How to Maintain a Healthy Septic System

If you don't mind planning ahead a little, you can save thousands of dollars in maintenance costs to your septic system. Here's how.

Many of these tips help reduce the volume of water going into the septic system, and avoid putting in any chemicals which could interfere with how well the system does its job.

  • Wash your laundry in stages over several days - this will avoid flooding the system with large amounts of water at one time.
  • Use low-phosphorus detergents. Phosphorus is a major pollutant of waterways and causes algal blooms.
  • Repair leaking taps.
  • Avoid blockages in the system by installing a lint filter on the washing machine - a stocking over the outlet hose will do.
  • If you've got a blocked drain, use boiling water or an electric eel to clear the line, rather than pouring down caustic soda.
  • Front end loading washing machines are best for septic households as they use far less water and detergent.
  • Use a sink strainer - this prevents particles of food getting into the septic system and slowing down the process.
  • Don't pour oils and fats down the sink - they solidify and may block the system. Instead, put them into a container such as a milk carton and throw out with the rubbish.
  • Install a low-flow shower head to save water.
  • Consider installing a dual flush toilet.
  • Repair leaking taps.
  • Minimise the use of commercial cleaners and bleaches - these can interfere with the bacterial breakdown in the tank. Instead, try using baking soda, vinegar, or a mild detergent solution.
  • Don't flush anything down the toilet that could clog up the system, such as grease, tampons, condoms, paper towels, plastics, or cat litter. These items will quickly fill up the tank, decreasing its efficiency and making it necessary to pump out more often.
  • Don't leave taps running unnecessarily, for instance when cleaning teeth.
  • Keep water from roof downpipes away from the trenches and absorption field. If the field is flooded, the soil won't be able to cleanse the wastewater coming through from the septic system.
  • Add effluent filters to the tank outlet to extend life of trenches.
  • Only plant grass around the absorption field - roots from larger plants such as trees and shrubs may clog and damage the absorption field - and mow it regularly.
  • Don't drive or park over any part of the absorption area. This can compact soil and crush the system.
  • Grow nutrient-tolerant plants near drain fields and irrigation areas.
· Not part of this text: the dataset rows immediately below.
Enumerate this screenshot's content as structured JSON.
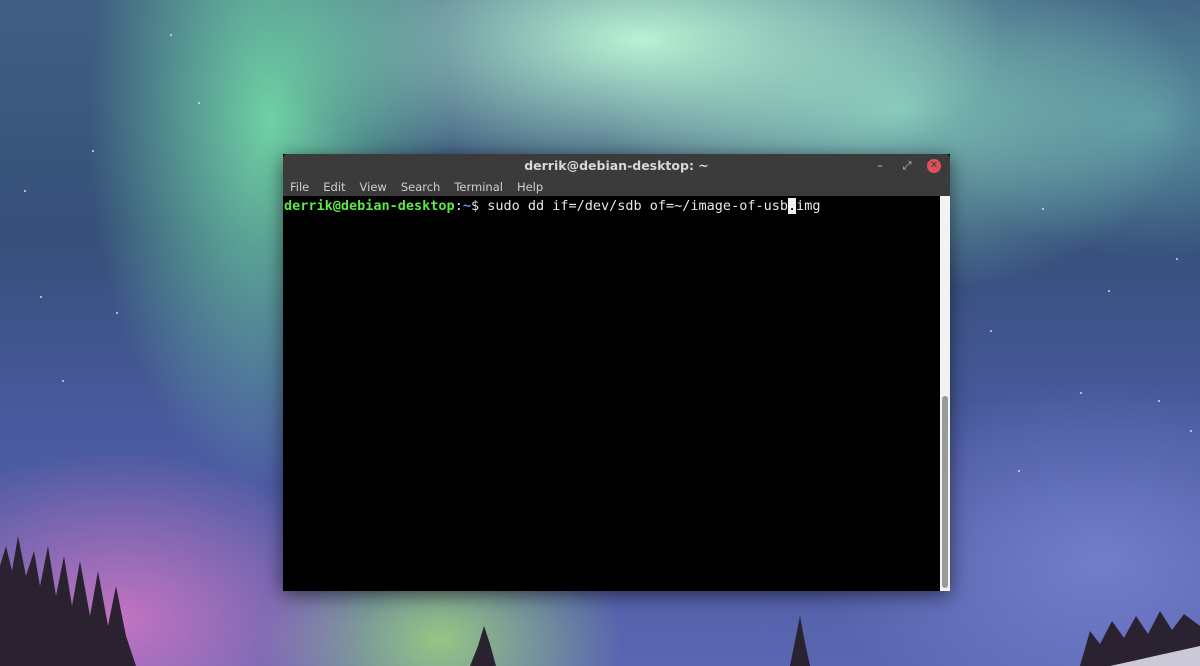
{
  "window": {
    "title": "derrik@debian-desktop: ~",
    "controls": {
      "minimize_symbol": "–",
      "maximize_symbol": "⤢",
      "close_symbol": "✕"
    }
  },
  "menubar": {
    "items": [
      "File",
      "Edit",
      "View",
      "Search",
      "Terminal",
      "Help"
    ]
  },
  "terminal": {
    "prompt_user_host": "derrik@debian-desktop",
    "prompt_colon": ":",
    "prompt_path": "~",
    "prompt_sign": "$ ",
    "command_before_cursor": "sudo dd if=/dev/sdb of=~/image-of-usb",
    "cursor_char": ".",
    "command_after_cursor": "img",
    "colors": {
      "user_host": "#5ee64a",
      "path": "#6c8cf0",
      "text": "#e8e8e8",
      "background": "#000000"
    }
  },
  "icons": {
    "minimize": "minimize-icon",
    "maximize": "maximize-icon",
    "close": "close-icon"
  }
}
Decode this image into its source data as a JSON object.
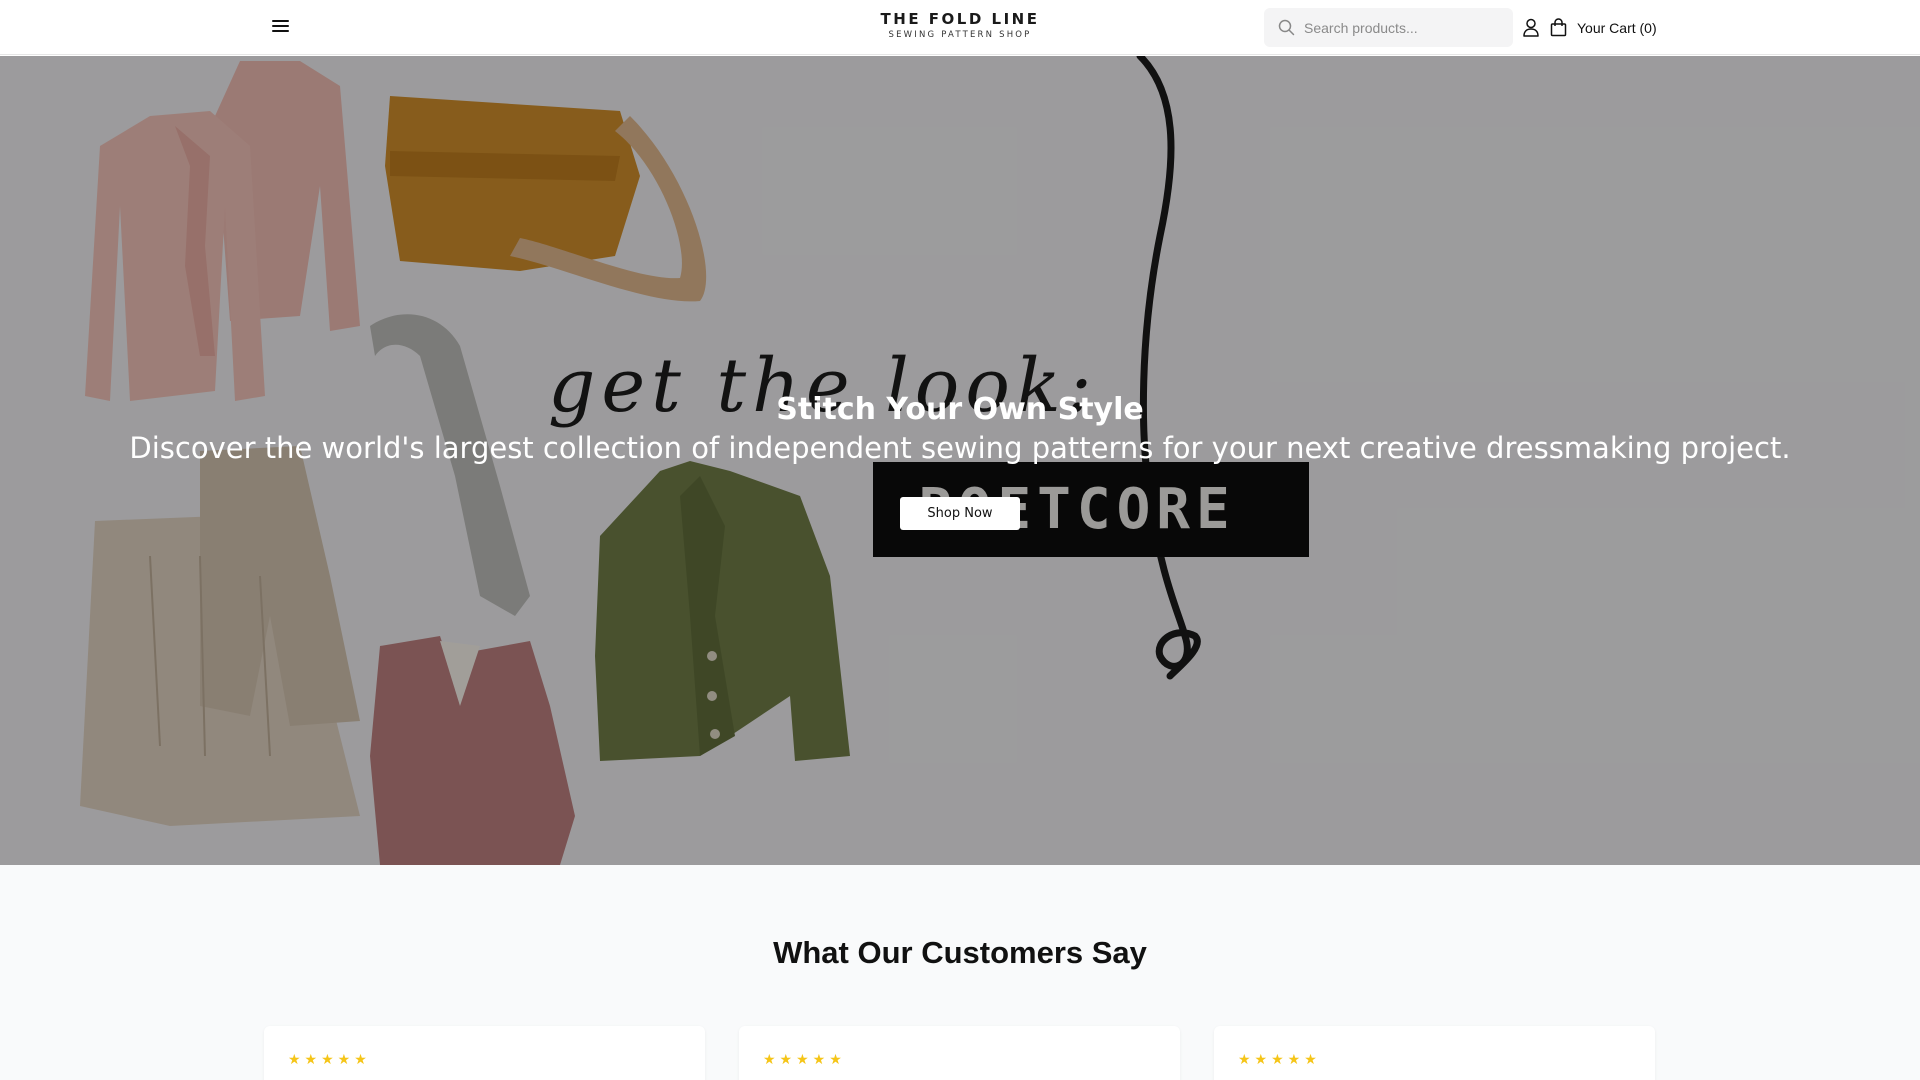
{
  "header": {
    "logo_main": "THE FOLD LINE",
    "logo_sub": "SEWING PATTERN SHOP",
    "search_placeholder": "Search products...",
    "cart_label": "Your Cart (0)",
    "icons": [
      "menu-icon",
      "search-icon",
      "user-icon",
      "shopping-bag-icon"
    ]
  },
  "hero": {
    "title": "Stitch Your Own Style",
    "subtitle": "Discover the world's largest collection of independent sewing patterns for your next creative dressmaking project.",
    "cta_label": "Shop Now",
    "image_text": {
      "script": "get the look:",
      "banner": "POETCORE"
    }
  },
  "testimonials": {
    "heading": "What Our Customers Say",
    "cards": [
      {
        "stars": "★★★★★"
      },
      {
        "stars": "★★★★★"
      },
      {
        "stars": "★★★★★"
      }
    ]
  },
  "colors": {
    "accent_star": "#f5c518",
    "hero_background": "#e9e8ea",
    "section_background": "#f9fafb"
  }
}
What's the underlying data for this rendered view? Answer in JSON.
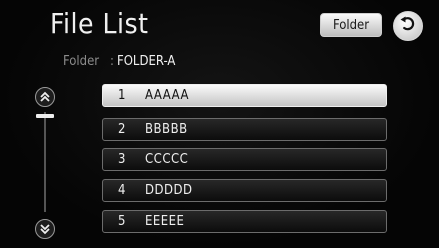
{
  "header": {
    "title": "File List",
    "folder_button_label": "Folder"
  },
  "folder_info": {
    "label": "Folder",
    "separator": ":",
    "value": "FOLDER-A"
  },
  "files": [
    {
      "num": "1",
      "name": "AAAAA",
      "selected": true
    },
    {
      "num": "2",
      "name": "BBBBB",
      "selected": false
    },
    {
      "num": "3",
      "name": "CCCCC",
      "selected": false
    },
    {
      "num": "4",
      "name": "DDDDD",
      "selected": false
    },
    {
      "num": "5",
      "name": "EEEEE",
      "selected": false
    }
  ],
  "icons": {
    "back": "back-arrow-icon",
    "scroll_up": "double-chevron-up-icon",
    "scroll_down": "double-chevron-down-icon"
  },
  "scrollbar": {
    "position": 0.0
  }
}
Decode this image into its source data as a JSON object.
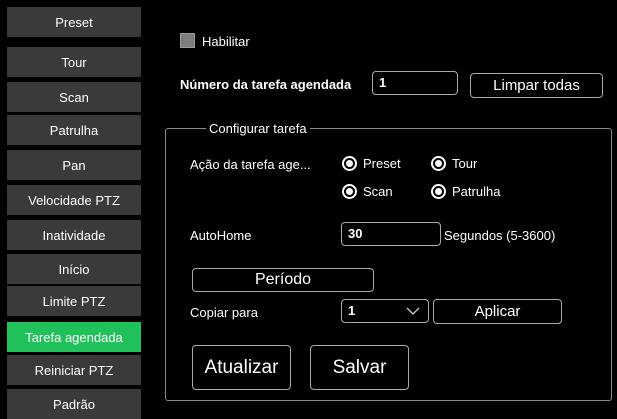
{
  "sidebar": {
    "items": [
      {
        "label": "Preset"
      },
      {
        "label": "Tour"
      },
      {
        "label": "Scan"
      },
      {
        "label": "Patrulha"
      },
      {
        "label": "Pan"
      },
      {
        "label": "Velocidade PTZ"
      },
      {
        "label": "Inatividade"
      },
      {
        "label": "Início"
      },
      {
        "label": "Limite PTZ"
      },
      {
        "label": "Tarefa agendada"
      },
      {
        "label": "Reiniciar PTZ"
      },
      {
        "label": "Padrão"
      }
    ],
    "active_label": "Tarefa agendada",
    "active_color": "#20c05a"
  },
  "main": {
    "enable_label": "Habilitar",
    "task_number_label": "Número da tarefa agendada",
    "task_number_value": "1",
    "clear_all_label": "Limpar todas",
    "group": {
      "legend": "Configurar tarefa",
      "action_label": "Ação da tarefa age...",
      "options": [
        "Preset",
        "Tour",
        "Scan",
        "Patrulha"
      ],
      "autohome_label": "AutoHome",
      "autohome_value": "30",
      "autohome_unit": "Segundos (5-3600)",
      "period_label": "Período",
      "copy_to_label": "Copiar para",
      "copy_to_value": "1",
      "apply_label": "Aplicar"
    },
    "refresh_label": "Atualizar",
    "save_label": "Salvar"
  }
}
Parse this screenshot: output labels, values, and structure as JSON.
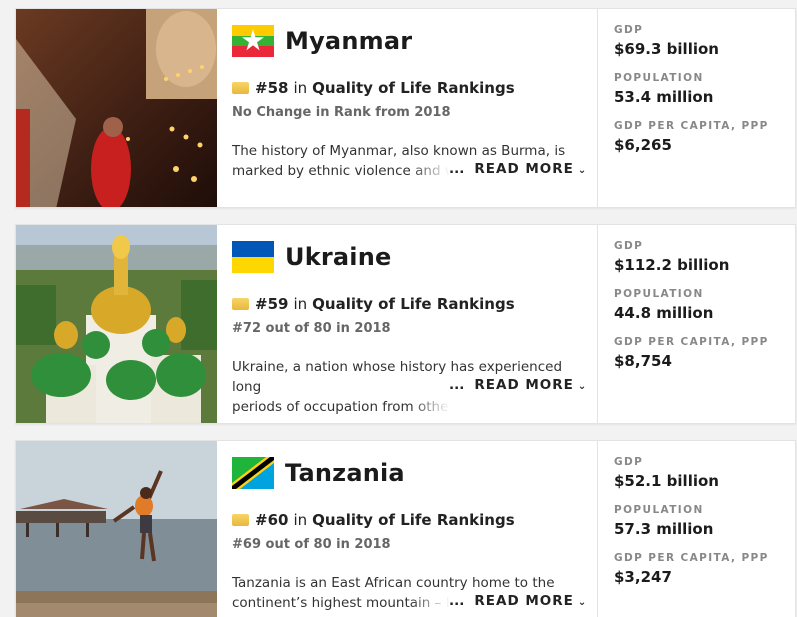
{
  "cards": [
    {
      "country": "Myanmar",
      "flag": "myanmar-flag",
      "photo": "monk-with-candles-photo",
      "rank": "#58",
      "rank_in": "in",
      "rank_list": "Quality of Life Rankings",
      "rank_change": "No Change in Rank from 2018",
      "desc_line1": "The history of Myanmar, also known as Burma, is",
      "desc_line2": "marked by ethnic violence and wid",
      "read_more_dots": "...",
      "read_more": "READ MORE",
      "stats": [
        {
          "label": "GDP",
          "value": "$69.3 billion"
        },
        {
          "label": "POPULATION",
          "value": "53.4 million"
        },
        {
          "label": "GDP PER CAPITA, PPP",
          "value": "$6,265"
        }
      ]
    },
    {
      "country": "Ukraine",
      "flag": "ukraine-flag",
      "photo": "cathedral-domes-photo",
      "rank": "#59",
      "rank_in": "in",
      "rank_list": "Quality of Life Rankings",
      "rank_change": "#72 out of 80 in 2018",
      "desc_line1": "Ukraine, a nation whose history has experienced long",
      "desc_line2": "periods of occupation from other c",
      "read_more_dots": "...",
      "read_more": "READ MORE",
      "stats": [
        {
          "label": "GDP",
          "value": "$112.2 billion"
        },
        {
          "label": "POPULATION",
          "value": "44.8 million"
        },
        {
          "label": "GDP PER CAPITA, PPP",
          "value": "$8,754"
        }
      ]
    },
    {
      "country": "Tanzania",
      "flag": "tanzania-flag",
      "photo": "boy-jumping-into-sea-photo",
      "rank": "#60",
      "rank_in": "in",
      "rank_list": "Quality of Life Rankings",
      "rank_change": "#69 out of 80 in 2018",
      "desc_line1": "Tanzania is an East African country home to the",
      "desc_line2": "continent’s highest mountain – Kili",
      "read_more_dots": "...",
      "read_more": "READ MORE",
      "stats": [
        {
          "label": "GDP",
          "value": "$52.1 billion"
        },
        {
          "label": "POPULATION",
          "value": "57.3 million"
        },
        {
          "label": "GDP PER CAPITA, PPP",
          "value": "$3,247"
        }
      ]
    }
  ],
  "colors": {
    "myanmar_yellow": "#fecb00",
    "myanmar_green": "#34b233",
    "myanmar_red": "#ea2839",
    "ukraine_blue": "#0057b7",
    "ukraine_yellow": "#ffd700",
    "tanzania_green": "#1eb53a",
    "tanzania_blue": "#00a3dd",
    "tanzania_yellow": "#fcd116"
  }
}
How the area around a septic system is managed is just as important as how the system itself is maintained. Planning and planting the right kind of vegetation can help keep the system in tip-top condition.

Play it safe - contact Council's Environment Health Officer before installing an irrigation system or doing landscaping around your trench area.

When choosing what to plant, consider which plants will do best in the local soil type, and which ones can cope best with regular daily doses of nutrient-rich wastewater. These plants must be able to cope with nutrients such as sodium, chloride, nitrogen and phosphorus. Many Australian natives can't cope with high levels of these nutrients. Visit your local nursery for advice.

Generally speaking, the best plants to grow on the disposal area are a mix of summer and winter grasses. If the effluent from the septic system is being used to irrigate landscaped areas, nutrient tolerant shrubs and trees can also be planted.

If you have an aerated system, you may find that plants in the irrigation area develop problems with chloride toxicity, which can harm leaves and stunt growth. For trees, chloride toxicity is more of a problem than sodium toxicity. Check with the local nursery to see what they can recommend in these situations.


Recent studies have shown that greywater can contain pollutants and bacteria which are harmful to health and the environment. If you have a greywater system, keep your greywater as clean as possible by:

  • cleaning the greasetrap every 2-4 weeks
  • cleaning the greywater tank at least twice a year
  • using greywater within two hours of it entering the tank (otherwise it can go bad and smelly)
  • spreading your washing over a few days, to reduce the load on the disposal area
  • using strainers in the sink to prevent food going into the system
  • wiping grease out of pans before washing
  • using hot water to wash dishes to prevent build up of grease in the sink.

Groundwater (usually from bores) has been tapped for decades, but only recently have we started to understand how vulnerable it is to contamination from surface activities. Pesticides can find their way into groundwater, as can contaminated water leaking from septic systems. Therefore it is vital to locate the system a safe distance from wells, bores, creeks, lakes and houses, and to keep it well maintained.

Inadequately functioning systems can leak chemicals such as medicines, pesticides, paints, varnishes and thinners into the local groundwater. Some chemicals, even in small amounts, can be dangerous to the environment and public health.

Even if the system itself is functioning properly, these contaminants can still find their way into the groundwater under certain geological conditions. Fractured bedrock and shallow groundwater tables may also allow bacteria and viruses to be transported very rapidly and could contaminate nearby drinking water supplies.


If you're drinking untreated groundwater or using it for cooking and washing food you could be in danger of getting ill. A report from the Nagambie/Tongala area in Victoria warns there are all sorts of impurities to be aware of in groundwater. Despite the fact that the water looked and tasted clean, the report found it contained heavy metals, and leakage from septic systems.